Wherever the word "title" occurs in the lines below, copy the whole line.

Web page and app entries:
▬▬▬▬▬▬

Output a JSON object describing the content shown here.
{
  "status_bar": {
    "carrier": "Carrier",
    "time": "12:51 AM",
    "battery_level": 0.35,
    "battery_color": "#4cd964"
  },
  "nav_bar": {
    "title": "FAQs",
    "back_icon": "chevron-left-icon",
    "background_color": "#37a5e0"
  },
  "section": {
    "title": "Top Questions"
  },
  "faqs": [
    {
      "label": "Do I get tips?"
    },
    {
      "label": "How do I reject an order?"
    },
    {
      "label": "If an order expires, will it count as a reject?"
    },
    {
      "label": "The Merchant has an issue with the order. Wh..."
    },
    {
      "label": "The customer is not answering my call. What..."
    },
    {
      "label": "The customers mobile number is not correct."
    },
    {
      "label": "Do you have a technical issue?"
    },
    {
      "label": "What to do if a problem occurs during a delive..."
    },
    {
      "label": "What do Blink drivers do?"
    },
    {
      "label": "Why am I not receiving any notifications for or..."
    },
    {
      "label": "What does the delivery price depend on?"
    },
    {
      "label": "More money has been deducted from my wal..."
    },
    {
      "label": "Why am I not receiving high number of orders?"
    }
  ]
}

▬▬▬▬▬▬

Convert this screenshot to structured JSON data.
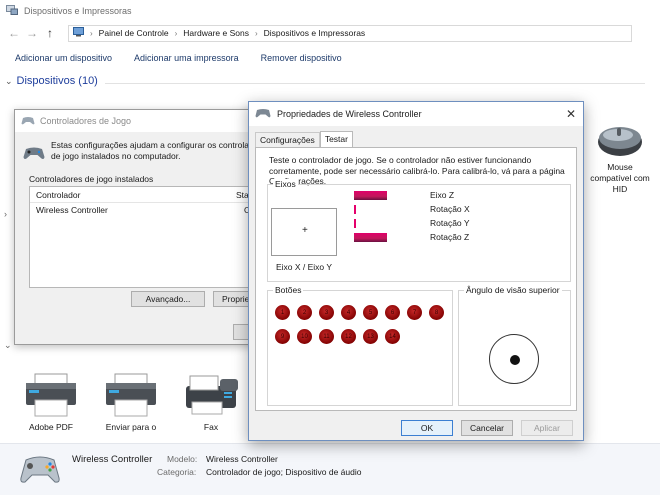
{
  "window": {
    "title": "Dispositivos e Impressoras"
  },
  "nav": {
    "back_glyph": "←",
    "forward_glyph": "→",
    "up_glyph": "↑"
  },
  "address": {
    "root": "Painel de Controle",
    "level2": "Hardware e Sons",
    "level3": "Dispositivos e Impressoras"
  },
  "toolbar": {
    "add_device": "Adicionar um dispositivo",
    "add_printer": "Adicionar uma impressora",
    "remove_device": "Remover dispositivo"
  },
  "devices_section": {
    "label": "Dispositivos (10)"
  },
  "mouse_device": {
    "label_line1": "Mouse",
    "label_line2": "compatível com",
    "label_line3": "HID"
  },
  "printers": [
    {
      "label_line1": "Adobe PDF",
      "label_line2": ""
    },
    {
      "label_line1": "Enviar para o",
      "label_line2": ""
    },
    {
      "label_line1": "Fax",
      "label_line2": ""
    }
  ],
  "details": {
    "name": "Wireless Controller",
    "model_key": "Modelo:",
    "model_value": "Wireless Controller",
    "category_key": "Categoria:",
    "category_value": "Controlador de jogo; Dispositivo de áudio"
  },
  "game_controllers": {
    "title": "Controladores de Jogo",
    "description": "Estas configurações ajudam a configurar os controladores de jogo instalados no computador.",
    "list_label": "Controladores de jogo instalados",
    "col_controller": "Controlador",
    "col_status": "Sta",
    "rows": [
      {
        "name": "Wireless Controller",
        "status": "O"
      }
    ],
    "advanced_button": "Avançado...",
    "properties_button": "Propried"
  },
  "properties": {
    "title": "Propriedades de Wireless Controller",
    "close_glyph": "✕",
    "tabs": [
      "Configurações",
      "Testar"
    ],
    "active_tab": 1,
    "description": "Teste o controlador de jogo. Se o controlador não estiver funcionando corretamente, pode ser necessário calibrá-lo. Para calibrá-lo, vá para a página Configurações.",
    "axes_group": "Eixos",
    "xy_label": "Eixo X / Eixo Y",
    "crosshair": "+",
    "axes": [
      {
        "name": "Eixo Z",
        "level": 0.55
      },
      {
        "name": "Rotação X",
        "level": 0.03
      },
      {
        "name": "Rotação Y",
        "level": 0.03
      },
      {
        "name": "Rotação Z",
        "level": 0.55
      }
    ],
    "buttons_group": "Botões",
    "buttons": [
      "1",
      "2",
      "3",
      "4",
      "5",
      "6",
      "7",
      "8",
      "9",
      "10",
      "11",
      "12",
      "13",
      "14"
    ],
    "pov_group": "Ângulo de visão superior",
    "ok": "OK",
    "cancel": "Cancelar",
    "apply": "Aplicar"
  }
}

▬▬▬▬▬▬

Your response:
    "title": "FAQs",
    "title": "Top Questions"
    "title": "Dispositivos e Impressoras"
    "title": "Controladores de Jogo",
    "title": "Propriedades de Wireless Controller",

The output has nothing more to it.